Wounded veterans getting a break at the beach

September may be the most pleasant time of year at the beach. The summer rush is over, but the warmth lingers. It’s the perfect time to begin a new tradition for wounded veterans: Operation SEAs the Day.

The program has one simple mission, to give 25 wounded soldiers and their families a week of rest and relaxation. That means 25 local homeowners will donate their houses for military families to enjoy a coastal retreat from Tuesday, Sept. 3, to Sunday, Sept. 8.

For an idea that just began this year, organizer Richard Katon of Montgomery Co., Md., said, the program probably has enough support to continue next year.

“Everyone knows the crisis these ‘wounded warriors’ are in … to come back with their injuries and post-traumatic stress disorder and try to enter the community; but everybody feels helpless, like, ‘What can I do?’” Katon said. “We give people the opportunity to know they can help.”

Each military family will arrive to find a gift basket loaded with gift certificates and goodies designed to make their stay even more comfortable. Local businesses have donated everything from meal vouchers and spa services to golfing and kayaking.

“The community has just opened their hearts to this, and we’re just very thrilled with that response,” said Katon. “I knew this was a nice thing that we had, but when you hear how anxious some of the families are to get away and have this kind of vacation, it’s very heartwarming.”
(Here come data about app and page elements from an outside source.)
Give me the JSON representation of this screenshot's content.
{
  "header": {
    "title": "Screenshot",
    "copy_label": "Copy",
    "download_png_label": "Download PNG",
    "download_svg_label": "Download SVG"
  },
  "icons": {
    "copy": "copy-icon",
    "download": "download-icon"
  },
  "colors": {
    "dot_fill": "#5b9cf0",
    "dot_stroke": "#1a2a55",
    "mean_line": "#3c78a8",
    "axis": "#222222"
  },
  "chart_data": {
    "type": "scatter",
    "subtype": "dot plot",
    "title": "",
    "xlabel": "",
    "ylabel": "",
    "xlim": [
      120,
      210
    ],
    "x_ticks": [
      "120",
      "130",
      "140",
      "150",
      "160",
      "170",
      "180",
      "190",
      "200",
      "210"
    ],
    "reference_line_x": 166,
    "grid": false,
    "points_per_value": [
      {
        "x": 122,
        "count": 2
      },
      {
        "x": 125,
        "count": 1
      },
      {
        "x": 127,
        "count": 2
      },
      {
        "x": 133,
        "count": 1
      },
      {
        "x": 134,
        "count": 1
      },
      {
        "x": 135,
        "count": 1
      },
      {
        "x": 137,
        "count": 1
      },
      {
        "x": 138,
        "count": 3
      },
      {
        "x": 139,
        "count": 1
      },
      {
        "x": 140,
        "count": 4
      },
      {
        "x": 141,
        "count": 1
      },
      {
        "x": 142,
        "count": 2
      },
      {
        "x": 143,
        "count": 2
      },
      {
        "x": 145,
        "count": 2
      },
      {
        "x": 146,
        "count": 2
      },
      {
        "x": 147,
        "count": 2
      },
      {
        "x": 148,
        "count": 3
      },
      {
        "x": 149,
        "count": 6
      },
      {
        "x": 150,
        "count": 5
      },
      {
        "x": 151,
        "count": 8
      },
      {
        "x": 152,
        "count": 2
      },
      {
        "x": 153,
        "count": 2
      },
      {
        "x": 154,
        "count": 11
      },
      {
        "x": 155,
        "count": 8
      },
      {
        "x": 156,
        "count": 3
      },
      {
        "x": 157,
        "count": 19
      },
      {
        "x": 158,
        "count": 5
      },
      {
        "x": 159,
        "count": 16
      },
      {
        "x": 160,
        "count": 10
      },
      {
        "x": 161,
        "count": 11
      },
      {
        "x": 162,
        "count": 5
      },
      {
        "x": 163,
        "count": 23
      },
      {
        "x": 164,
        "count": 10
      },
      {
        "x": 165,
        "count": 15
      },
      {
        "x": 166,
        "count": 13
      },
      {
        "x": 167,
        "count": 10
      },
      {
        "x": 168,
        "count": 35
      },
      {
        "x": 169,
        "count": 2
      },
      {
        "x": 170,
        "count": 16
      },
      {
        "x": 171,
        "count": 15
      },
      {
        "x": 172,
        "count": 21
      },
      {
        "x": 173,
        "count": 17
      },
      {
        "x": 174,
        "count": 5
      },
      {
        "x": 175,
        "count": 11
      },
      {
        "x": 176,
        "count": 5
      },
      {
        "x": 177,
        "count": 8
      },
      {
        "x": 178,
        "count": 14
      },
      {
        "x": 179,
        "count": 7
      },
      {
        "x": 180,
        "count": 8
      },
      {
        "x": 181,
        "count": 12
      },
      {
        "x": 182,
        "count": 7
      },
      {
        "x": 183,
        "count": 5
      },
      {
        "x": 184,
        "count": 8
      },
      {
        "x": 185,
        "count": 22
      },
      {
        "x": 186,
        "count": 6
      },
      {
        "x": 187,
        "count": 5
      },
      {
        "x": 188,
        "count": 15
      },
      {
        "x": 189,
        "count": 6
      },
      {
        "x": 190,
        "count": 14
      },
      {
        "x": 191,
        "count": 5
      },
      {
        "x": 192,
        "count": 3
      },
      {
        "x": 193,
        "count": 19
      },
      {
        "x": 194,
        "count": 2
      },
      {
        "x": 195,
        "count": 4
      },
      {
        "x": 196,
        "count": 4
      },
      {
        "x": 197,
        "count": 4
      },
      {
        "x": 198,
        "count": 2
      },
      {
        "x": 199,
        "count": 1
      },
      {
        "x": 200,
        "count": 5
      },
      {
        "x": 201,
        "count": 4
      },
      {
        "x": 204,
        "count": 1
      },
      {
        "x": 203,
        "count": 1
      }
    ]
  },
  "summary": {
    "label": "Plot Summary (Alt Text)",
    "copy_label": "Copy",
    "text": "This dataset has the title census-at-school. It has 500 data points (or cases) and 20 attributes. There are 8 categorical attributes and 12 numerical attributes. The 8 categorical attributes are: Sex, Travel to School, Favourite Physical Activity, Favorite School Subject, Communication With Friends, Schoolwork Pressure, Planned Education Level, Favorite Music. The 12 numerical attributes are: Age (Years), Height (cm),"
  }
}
Families are coming from all parts of the country and on the recommendation of several organizations, such as the military medical facilities at Fort Belvoir, Va., and Bethesda, Md., as well as the USO, Wounded Warrior Project and the Coalition to Salute America’s Heroes.

“The USO chooses warriors who were most in need of a place to get away and relax and help facilitate their transition back into civilian life,” Katon said.

The soldiers are both men and women, and they get to bring their families, as well.

“I’d like for the community to know who they are, if they see them walking through town, and say thanks,” said Katon. “Say ‘thank you’ in whatever way [you] can and appreciate what these guys have gone through. They really deserve a break. … A lot of them are really struggling.”

The families can participate in as much or as little of the organized activities in the Quiet Resorts as they want, whether attending several group picnics or quietly enjoying the beach. The generosity of the community could make this an entirely expense-free vacation.

To help fund Operation SEAs the Day, T-shirts were printed and sold all summer. They’re still available at the Sea Colony Beach Shoppe in the Marketplace at Sea Colony.

The idea for the project originated when Katon happened to meet Diane Pohanka on an international flight, both of them having a mutual acquaintance. They both mentioned wanting to help veterans, and soon pulled in Becky Johns to assist. The “unlikely trio” soon found that “everybody seems to want to go the extra mile” to help the mission.

“Hopefully, in the future, we will do it with more,” said Katon. “I hope other resort-type communities pick up on this and offer something like it. This is such a big need, and it’s such a feel-good thing to do. It’s a real win-win for everyone.”